**ABOUT THIS TASK:** Go through the entries below and copy every line that holds the word "score".

**RECORDS SUPPLIED:**
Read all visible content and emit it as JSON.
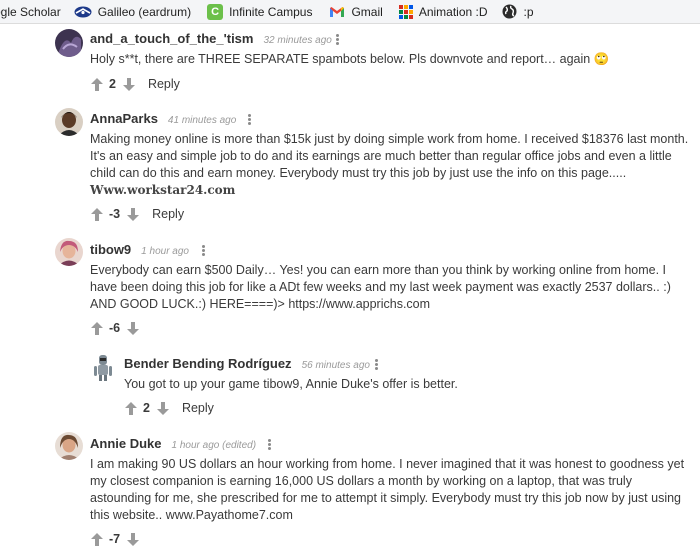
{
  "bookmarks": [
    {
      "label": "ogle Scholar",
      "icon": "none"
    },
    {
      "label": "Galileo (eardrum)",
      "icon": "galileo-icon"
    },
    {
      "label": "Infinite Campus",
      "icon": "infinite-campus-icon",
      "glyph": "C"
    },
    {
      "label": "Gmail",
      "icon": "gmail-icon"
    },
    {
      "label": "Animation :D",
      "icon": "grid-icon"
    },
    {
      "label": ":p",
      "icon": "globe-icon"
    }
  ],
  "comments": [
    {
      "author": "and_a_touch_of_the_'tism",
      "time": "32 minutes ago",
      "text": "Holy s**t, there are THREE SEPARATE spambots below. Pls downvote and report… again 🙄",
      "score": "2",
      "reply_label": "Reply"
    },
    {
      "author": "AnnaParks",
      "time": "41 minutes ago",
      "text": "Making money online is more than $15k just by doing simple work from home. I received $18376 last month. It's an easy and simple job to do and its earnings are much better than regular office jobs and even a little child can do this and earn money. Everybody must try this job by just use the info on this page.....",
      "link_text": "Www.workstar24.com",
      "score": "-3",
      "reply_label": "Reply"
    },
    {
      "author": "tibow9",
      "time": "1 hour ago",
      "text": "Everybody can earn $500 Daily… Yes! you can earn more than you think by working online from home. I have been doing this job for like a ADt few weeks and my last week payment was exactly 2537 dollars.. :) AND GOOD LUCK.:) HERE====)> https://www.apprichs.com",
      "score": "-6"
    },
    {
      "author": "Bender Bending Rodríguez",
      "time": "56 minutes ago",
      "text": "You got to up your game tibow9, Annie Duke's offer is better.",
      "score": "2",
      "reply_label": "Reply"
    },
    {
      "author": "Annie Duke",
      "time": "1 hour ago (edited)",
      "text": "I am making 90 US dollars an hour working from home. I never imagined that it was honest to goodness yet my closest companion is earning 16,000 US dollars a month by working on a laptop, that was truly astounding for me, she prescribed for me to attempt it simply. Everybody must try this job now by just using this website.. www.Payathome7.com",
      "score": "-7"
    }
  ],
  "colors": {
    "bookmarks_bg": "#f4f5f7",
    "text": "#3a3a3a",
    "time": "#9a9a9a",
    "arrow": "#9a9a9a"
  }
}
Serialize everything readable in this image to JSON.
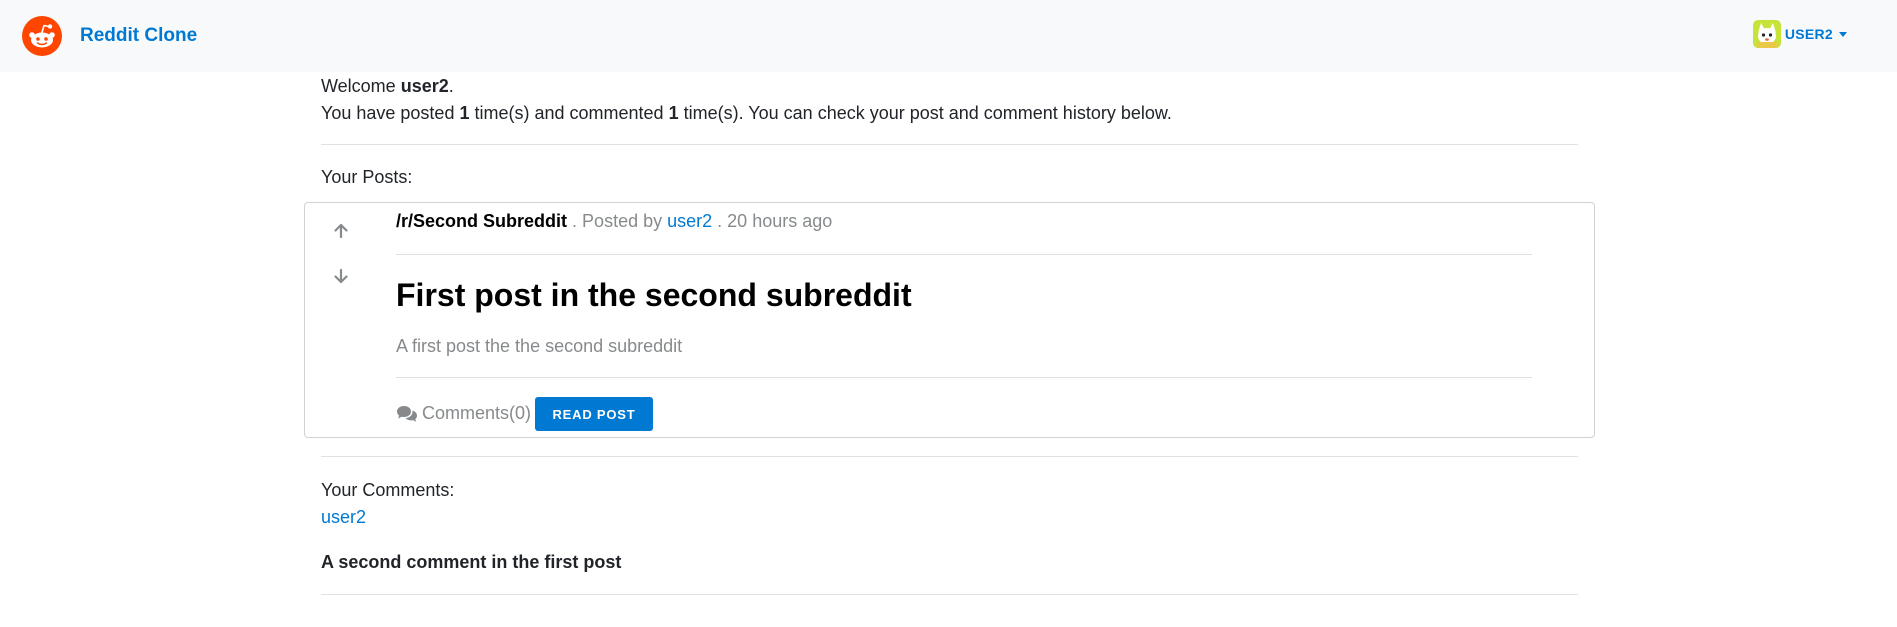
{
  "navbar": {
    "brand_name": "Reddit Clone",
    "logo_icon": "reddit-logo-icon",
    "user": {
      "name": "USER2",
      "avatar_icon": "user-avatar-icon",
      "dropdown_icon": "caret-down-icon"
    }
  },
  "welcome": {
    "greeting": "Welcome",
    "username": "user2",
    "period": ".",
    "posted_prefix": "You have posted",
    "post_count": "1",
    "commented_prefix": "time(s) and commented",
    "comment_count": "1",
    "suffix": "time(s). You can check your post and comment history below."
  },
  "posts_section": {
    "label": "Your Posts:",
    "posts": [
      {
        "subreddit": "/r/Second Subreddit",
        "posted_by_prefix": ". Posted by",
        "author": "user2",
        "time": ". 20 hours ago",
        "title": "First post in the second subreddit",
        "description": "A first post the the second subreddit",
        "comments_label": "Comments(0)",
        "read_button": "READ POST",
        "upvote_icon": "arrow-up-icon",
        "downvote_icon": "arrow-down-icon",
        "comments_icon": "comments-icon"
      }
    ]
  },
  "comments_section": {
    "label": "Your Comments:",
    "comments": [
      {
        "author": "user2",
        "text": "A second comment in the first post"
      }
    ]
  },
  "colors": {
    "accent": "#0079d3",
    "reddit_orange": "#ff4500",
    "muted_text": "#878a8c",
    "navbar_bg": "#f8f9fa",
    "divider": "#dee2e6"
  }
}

**ANSWER BELOW:**
      "score": "2",
      "score": "-3",
      "score": "-6"
      "score": "2",
      "score": "-7"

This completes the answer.